Transport Sector Codes. Is that a red light at the end of the tunnel?

The Department of Trade, Industry and Competition (dtic) has been under pressure to repeal or finalise the Transport Sector Code, and the 25 October 2021 call by the Department of Transport for nominations to re-establish the Sector Council indicates in which direction it would like this to go.  

The draft Amended Transport Sector Code made its first and only public appearance in February 2016, making it the only set of Sector Codes that has not yet been aligned to the Amended Generic B-BBEE Codes of Good Practice (Amended Codes). In the past sector codes were repealed if they are not aligned with the Amended Codes after a period of time.

Deon Oberholzer, CEO at Gestalt Growth Strategies, says that the call for Sector Council nominations is significant because it shows that the ministry wants to resurrect the discussions on the transformation of the wider transport industry. This may bring years of speculation to a close and provide some much needed clarity to an industry that have been battered and bruised by the COVID pandemic.  We do hope that the expected higher targets and costs will not break the back of struggling companies in this sector.

“If the Sector Code had to be repealed in a move similar to what we saw with the Construction Sector Code in 2016, it would shift the responsibility to the industry to come forward with a new proposed Sector Code. Companies in the Transport Sector would have to align with the Amended Codes until such time. However, there are significant differences between the Amended Codes and both the Current and draft Amended Transport Sector Code,” says Oberholzer. 

Although the dtic has resurrected the process, the timelines after the appointment of the new Sector Council are still unclear. Oberholzer says it could take several months to get the process back on track, which means it could be a long time before the transport industry has a gazetted set of codes. 

With the window for comments on the 2016 draft of the Transport Sector Codes closed, Oberholzer says the new Sector Council, depending on its mandate, may opt to consider the feedback already received and simply push to present a revised set of the Draft Codes for Ministerial approval.  Alternatively, they may be mandated to open the window for public comments again. This, he believes, would be the better option as a number of amendments to the Generic B-BBEE Codes have been implemented since 2016 when the draft Transport Sector Codes were released. 

According to Oberholzer, transformation to comply with the Amended B-BBEE or the published version of the draft Amended Transport Sector Code is significantly more expensive and complex than the current Transport Sector Code.  

“This is especially true with Skills Development Spending where the target doubles to 6% of payroll. The minimum points needed to achieve a Level 4 under the Amended Codes are also considerably higher than what is required under the Transport Sector Codes.  

“In a competitive space, if everyone is measured on the same scale, and the entire Sector drops by 4 levels, the race would be on to make up the shortfall if B-BBEE is critical to securing and keeping business.
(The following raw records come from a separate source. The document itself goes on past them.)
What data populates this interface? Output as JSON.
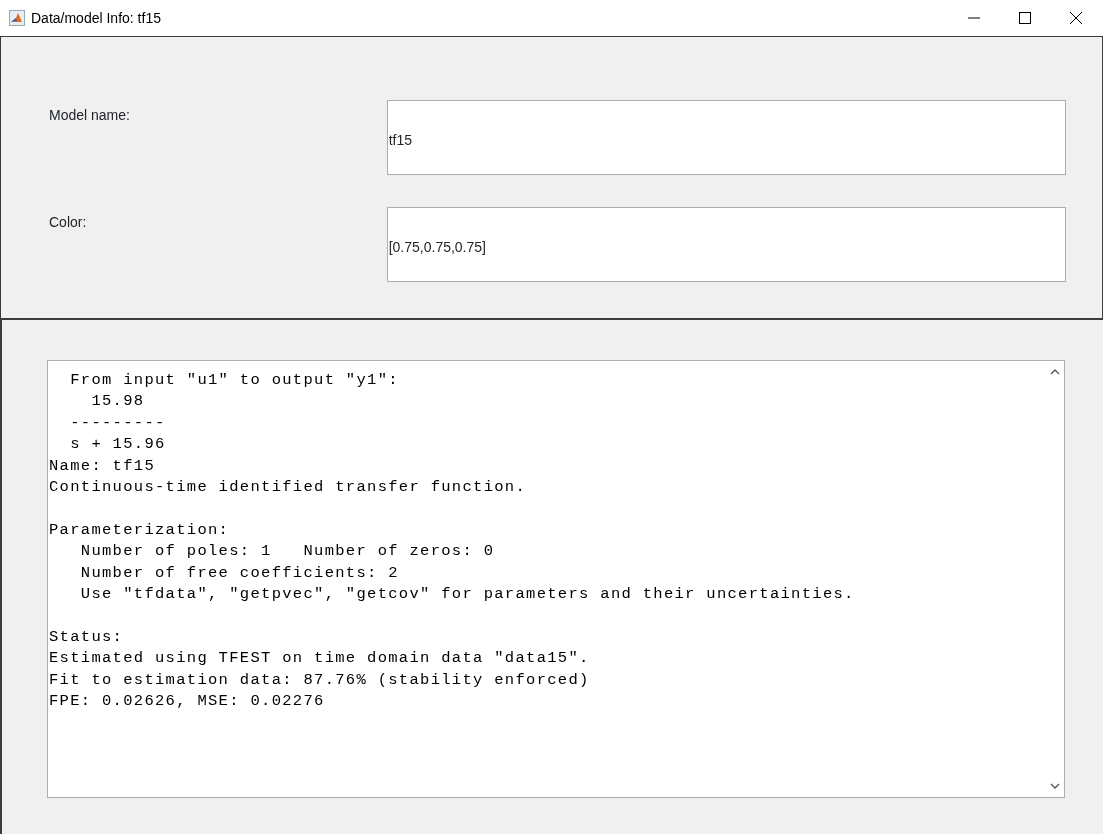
{
  "window": {
    "title": "Data/model Info: tf15"
  },
  "fields": [
    {
      "label": "Model name:",
      "value": "tf15"
    },
    {
      "label": "Color:",
      "value": "[0.75,0.75,0.75]"
    }
  ],
  "info_text": {
    "paragraphs": [
      [
        "  From input \"u1\" to output \"y1\":",
        "    15.98",
        "  ---------",
        "  s + 15.96",
        "Name: tf15",
        "Continuous-time identified transfer function."
      ],
      [
        "Parameterization:",
        "   Number of poles: 1   Number of zeros: 0",
        "   Number of free coefficients: 2",
        "   Use \"tfdata\", \"getpvec\", \"getcov\" for parameters and their uncertainties."
      ],
      [
        "Status:",
        "Estimated using TFEST on time domain data \"data15\".",
        "Fit to estimation data: 87.76% (stability enforced)",
        "FPE: 0.02626, MSE: 0.02276"
      ]
    ]
  }
}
The finish line will be much more difficult to reach in a very tough economy. ”

He says that white-owned companies that embrace transformation face a hefty bill in order to comply with the Amended Codes and achieve a Level 1 or 2 rating while black-owned qualifying small enterprises (QSEs) with an annual turnover of between R10-million and R50-million are exempt at Level 1 or 2. 

Companies in the Transport Industry have been pushing for black ownership for some time now, and are increasingly being measured on black ownership first rather than B-BBEE compliance. This, says Oberholzer, has given rise to a plethora of schemes and scams to achieve ownership. 

“These range from the typical ‘rent-a-black partner’ arrangements to more sophisticated schemes and scams. A 51% shareholder is defined as the controlling shareholder and any structure that removes or attempts to remove their inherent rights is by definition a misrepresentation of the base concept of control, therefore a front.

“There are many ways in which companies can embrace transformation and be prosperous, including qualifying as a Black Owned or Black Women Owned Company, without getting on the wrong side of the law. In May this year, the Minister of the dtic, Ebrahim Patel, published an explanatory memorandum that sets out the correct approach and interpretations for broad based and employee ownership schemes, and it is mostly positive.  It is aimed at clarifying the requirements if companies want to include employees in a legitimate scheme or engage with a development scheme that helps with the meaningful development of black people. If companies are in doubt over the legitimacy of their ownership scheme, they should do something about it now.”  

Oberholzer concludes saying that companies in the transport sector need to understand the differences between the Transport Sector Codes and the Amended Codes because a revision or repeal of the codes will have a material impact on their B-BBEE ratings.  

“We stopped telling our clients to implement strategies to comply with the Amended Codes or the draft Transport Sector Codes some years ago, but companies should at least have a plan. The benefit of embracing the Codes and getting your business to Level 1 still remains a great competitive advantage in a tough industry, provided you do it right and cost effectively. It is important to understand how the requirements of the Amended Codes will affect your business and have an appropriate strategy to achieve a better rating in the most cost efficient way. 

“It is also critical to understand the risks of dodgy ownership schemes and respond well enough to future proof your business.”